§ REQUIREMENT:
State the number of lines in the material below that have "chevron" in them, without any other text.

---+---

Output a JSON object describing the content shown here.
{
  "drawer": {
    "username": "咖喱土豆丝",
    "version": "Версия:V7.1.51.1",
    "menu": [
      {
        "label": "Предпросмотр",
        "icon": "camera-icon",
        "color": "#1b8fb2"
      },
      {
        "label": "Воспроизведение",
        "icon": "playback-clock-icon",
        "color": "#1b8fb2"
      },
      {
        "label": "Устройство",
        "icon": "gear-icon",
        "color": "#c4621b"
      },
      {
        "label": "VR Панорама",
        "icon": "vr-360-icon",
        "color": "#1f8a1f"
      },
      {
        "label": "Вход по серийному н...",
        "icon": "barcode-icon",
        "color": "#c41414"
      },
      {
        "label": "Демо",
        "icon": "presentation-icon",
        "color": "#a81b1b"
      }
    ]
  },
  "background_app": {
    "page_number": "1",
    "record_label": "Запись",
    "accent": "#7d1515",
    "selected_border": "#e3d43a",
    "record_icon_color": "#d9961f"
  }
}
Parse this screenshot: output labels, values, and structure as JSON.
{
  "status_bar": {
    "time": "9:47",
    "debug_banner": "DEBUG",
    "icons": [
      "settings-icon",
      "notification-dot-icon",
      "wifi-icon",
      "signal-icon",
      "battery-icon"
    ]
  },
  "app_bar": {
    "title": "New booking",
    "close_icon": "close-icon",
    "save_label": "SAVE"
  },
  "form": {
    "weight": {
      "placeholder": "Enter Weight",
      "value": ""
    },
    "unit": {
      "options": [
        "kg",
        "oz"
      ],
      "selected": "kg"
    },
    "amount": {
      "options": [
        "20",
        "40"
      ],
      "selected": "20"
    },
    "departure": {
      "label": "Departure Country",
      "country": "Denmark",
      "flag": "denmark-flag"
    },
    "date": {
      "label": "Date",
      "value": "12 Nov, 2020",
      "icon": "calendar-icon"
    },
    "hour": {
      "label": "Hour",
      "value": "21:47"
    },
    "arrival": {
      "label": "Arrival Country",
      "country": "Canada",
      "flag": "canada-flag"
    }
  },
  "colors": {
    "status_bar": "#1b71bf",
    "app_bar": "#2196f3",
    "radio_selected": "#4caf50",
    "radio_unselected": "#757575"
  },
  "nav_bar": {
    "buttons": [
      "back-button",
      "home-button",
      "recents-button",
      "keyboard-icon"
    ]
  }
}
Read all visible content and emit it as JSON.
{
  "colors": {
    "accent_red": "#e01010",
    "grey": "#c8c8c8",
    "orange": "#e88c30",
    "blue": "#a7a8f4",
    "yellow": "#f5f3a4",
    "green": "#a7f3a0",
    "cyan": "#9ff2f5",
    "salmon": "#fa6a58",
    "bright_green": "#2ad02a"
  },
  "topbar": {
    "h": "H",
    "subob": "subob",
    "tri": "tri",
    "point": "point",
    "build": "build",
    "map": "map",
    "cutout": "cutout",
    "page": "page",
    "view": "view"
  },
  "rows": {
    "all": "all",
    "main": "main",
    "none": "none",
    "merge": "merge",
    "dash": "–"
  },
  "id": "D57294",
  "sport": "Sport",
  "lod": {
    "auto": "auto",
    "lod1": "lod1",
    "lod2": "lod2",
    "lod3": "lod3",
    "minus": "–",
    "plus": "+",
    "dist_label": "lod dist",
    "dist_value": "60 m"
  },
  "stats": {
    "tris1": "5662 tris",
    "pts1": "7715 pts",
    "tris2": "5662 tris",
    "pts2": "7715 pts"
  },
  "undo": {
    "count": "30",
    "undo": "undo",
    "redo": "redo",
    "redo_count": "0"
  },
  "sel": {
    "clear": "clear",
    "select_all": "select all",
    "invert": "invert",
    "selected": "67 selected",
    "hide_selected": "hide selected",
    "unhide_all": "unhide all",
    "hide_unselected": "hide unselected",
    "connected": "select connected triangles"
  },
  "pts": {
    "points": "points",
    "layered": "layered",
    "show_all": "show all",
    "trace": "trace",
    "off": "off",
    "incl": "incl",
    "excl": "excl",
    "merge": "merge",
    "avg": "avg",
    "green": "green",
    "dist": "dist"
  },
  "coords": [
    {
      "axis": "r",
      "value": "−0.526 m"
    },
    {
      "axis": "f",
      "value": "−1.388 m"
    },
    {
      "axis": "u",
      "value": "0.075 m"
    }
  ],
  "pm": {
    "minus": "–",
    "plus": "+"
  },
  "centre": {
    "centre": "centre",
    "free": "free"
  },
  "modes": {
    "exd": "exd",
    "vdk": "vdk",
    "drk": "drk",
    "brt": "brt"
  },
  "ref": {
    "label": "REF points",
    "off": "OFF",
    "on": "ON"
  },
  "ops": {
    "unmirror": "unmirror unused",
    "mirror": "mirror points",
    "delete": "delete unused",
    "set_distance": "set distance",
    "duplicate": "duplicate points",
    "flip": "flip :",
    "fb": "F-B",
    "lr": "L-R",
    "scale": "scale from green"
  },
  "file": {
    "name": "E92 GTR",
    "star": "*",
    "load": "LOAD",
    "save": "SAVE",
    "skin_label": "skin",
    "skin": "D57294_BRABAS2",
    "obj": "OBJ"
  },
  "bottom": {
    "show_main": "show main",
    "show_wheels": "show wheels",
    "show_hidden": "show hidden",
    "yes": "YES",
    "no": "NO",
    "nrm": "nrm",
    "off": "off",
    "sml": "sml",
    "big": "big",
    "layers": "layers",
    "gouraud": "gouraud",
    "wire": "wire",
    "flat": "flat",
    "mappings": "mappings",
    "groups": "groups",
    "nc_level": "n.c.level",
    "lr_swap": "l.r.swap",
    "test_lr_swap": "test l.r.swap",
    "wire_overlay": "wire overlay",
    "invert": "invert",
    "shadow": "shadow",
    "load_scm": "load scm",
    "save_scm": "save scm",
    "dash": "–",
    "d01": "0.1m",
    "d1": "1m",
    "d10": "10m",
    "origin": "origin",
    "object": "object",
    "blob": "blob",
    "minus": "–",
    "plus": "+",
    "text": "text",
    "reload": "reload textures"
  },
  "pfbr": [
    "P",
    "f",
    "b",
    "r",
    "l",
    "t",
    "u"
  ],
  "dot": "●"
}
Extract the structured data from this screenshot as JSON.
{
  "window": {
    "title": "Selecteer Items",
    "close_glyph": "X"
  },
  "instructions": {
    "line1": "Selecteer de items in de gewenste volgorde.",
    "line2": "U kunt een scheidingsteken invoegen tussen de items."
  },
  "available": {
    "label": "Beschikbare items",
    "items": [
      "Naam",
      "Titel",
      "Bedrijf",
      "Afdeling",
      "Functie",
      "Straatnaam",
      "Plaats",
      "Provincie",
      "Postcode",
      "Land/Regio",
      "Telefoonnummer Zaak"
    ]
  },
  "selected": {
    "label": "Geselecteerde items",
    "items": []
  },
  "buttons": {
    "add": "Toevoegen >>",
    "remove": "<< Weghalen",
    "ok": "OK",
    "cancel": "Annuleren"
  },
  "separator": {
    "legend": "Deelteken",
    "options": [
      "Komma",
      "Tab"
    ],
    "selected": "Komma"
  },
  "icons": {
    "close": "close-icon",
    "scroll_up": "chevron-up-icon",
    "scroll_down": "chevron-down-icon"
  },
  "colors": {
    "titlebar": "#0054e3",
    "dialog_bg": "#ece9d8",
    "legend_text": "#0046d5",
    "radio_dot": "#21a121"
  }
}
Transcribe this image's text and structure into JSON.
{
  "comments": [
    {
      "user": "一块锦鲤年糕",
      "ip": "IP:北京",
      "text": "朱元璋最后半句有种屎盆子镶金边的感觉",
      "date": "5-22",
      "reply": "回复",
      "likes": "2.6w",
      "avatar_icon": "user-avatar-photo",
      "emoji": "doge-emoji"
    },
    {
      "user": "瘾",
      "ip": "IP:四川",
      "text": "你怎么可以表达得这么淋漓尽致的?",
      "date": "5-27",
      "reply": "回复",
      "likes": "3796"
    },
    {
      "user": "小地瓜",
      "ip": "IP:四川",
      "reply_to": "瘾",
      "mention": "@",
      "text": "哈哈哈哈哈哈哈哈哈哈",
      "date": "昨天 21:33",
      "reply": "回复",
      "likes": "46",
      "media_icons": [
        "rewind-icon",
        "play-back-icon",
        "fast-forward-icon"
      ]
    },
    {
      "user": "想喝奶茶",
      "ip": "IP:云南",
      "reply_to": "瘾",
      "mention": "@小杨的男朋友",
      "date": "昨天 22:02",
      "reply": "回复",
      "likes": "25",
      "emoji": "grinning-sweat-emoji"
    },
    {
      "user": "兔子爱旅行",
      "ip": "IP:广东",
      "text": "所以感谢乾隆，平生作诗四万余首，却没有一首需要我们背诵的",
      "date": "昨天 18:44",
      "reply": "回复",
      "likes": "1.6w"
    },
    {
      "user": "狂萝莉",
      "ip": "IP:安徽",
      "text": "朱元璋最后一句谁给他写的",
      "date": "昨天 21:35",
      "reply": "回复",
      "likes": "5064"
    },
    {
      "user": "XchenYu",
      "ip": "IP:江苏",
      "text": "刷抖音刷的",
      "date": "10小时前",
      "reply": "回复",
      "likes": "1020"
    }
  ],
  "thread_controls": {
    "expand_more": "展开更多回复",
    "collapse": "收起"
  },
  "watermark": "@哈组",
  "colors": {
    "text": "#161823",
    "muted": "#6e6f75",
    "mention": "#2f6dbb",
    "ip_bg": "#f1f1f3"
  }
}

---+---

§ OUTPUT BELOW:
2